Comptroller Investigates City’s Role in Sale of Former Rivington House Facility

Rivington House, 45 Rivington St.
41 Rivington St.
45 Rivington St.

After months of silence from the administration of Mayor Bill de Blasio, city officials finally appear to be taking at least a somewhat serious look at the loss of a community facility on Rivington Street.

As The Lo-Down first reported Dec. 18, the Department of Citywide Administrative Services (DCAS) lifted a deed restriction on the former Rivington House nursing home building at 45 Rivington St. The onetime facility for AIDS patients, was sold to the Allure Group last year. The firm briefly operated a general services nursing home from the building but re-sold the property to luxury developers in a $118 million deal that came to light last month.

Last night at a meeting of Community Board 3, a representative of NYC Comptroller Scott Stringer passed out a letter written to DCAS Commissioner Lisette Camilo on March 7. “Based on the facts and circumstances of the sale as we understand them,” Stringer wrote, “this matter requires greater transparency and disclosure to the general public.”

The Wall Street Journal (subscription required) is reporting on the comptroller’s inquiry:

The New York City comptroller is examining a decision by Mayor Bill de Blasio’s administration to lift deed restrictions on a Manhattan building, a move that led to a nursing home operator making a $72 million profit off the property’s sale. Comptroller Scott Stringer has asked a city agency for details on its decision last year to remove restrictions that had limited the use of Rivington House on the Lower East Side to a not-for-profit residential health-care center. The 118-year-old, 150,000-square-foot building at 45 Rivington St. had previously served HIV/AIDS patients.

Austin Finan, a mayoral spokesperson, told the Journal:

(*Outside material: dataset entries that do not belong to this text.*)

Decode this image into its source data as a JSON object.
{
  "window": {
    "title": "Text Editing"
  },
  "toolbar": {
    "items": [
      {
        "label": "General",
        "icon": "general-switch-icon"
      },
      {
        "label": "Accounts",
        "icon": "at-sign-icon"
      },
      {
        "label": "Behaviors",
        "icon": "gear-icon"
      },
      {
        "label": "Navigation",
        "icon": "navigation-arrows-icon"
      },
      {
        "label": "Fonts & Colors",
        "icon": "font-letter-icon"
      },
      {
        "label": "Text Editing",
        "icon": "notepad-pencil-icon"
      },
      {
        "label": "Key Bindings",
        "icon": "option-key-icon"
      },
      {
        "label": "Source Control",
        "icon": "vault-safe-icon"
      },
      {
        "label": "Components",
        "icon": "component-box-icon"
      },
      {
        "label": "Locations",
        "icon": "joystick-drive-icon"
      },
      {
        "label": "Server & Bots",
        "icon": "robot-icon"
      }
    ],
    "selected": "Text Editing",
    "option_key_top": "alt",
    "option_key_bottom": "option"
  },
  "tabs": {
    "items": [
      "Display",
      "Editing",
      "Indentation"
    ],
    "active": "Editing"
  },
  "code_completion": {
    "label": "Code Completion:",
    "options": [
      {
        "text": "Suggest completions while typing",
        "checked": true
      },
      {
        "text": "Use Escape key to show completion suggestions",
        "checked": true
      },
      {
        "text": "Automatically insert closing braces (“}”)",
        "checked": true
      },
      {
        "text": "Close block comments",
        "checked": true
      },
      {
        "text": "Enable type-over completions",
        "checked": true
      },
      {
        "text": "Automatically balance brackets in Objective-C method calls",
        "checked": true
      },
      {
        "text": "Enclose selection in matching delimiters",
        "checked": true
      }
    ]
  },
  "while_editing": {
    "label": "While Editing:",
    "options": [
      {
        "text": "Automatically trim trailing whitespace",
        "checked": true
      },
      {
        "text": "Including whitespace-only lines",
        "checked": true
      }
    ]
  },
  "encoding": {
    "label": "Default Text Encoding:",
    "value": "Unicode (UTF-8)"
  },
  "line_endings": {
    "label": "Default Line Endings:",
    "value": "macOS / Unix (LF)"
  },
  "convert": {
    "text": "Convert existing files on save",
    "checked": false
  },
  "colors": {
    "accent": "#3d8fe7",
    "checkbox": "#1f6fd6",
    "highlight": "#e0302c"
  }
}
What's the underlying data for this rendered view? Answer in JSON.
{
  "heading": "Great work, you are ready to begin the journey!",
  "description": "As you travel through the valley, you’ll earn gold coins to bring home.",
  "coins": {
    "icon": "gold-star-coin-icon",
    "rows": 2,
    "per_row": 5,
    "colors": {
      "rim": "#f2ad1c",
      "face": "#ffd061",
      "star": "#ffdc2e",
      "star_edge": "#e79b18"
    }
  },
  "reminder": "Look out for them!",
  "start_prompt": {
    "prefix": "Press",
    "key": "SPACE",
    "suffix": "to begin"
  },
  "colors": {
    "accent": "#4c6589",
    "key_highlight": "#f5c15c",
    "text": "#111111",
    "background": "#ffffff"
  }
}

The city was as disappointed as local residents to later learn not only that the property would no longer provide needed health services but that the valuation of the deed restriction did not reflect current market values that could have generated affordable housing or other uses for the public’s benefit.

According to Finan, all deed restriction applications have been put on hold while a review is conducted. A new commissioner has been on the job at DCAS since January. The “processes by which deed restrictions are valued, and restriction removals are authorized” are under review and “subject to overhaul,” said Finan.

In a statement, Stringer said:

It is incomprehensible that this property, which provided long-term care for patients with HIV/AIDS for more than two decades, would reportedly be converted into market-rate luxury housing without robust discussion, transparency and input from the community it serves.

Community Board 3 in January approved a resolution that read, in part:

This action to lift the deed restriction occurred out of public view, with a total lack of transparency and without fair or reasonable public notice… CB3 calls on the City to disclose information as to what transpired with respect to this transaction.

While the offices of City Council member Margaret Chin and Manhattan Borough President Gale Brewer have been looking into the matter, they have refrained from making expansive public statements about the Rivington House situation. In the Journal, Chin is quoted as saying, “We thought everything was going to be fine… Now we might get stuck with a luxury condo building. This is not what the community fought for.”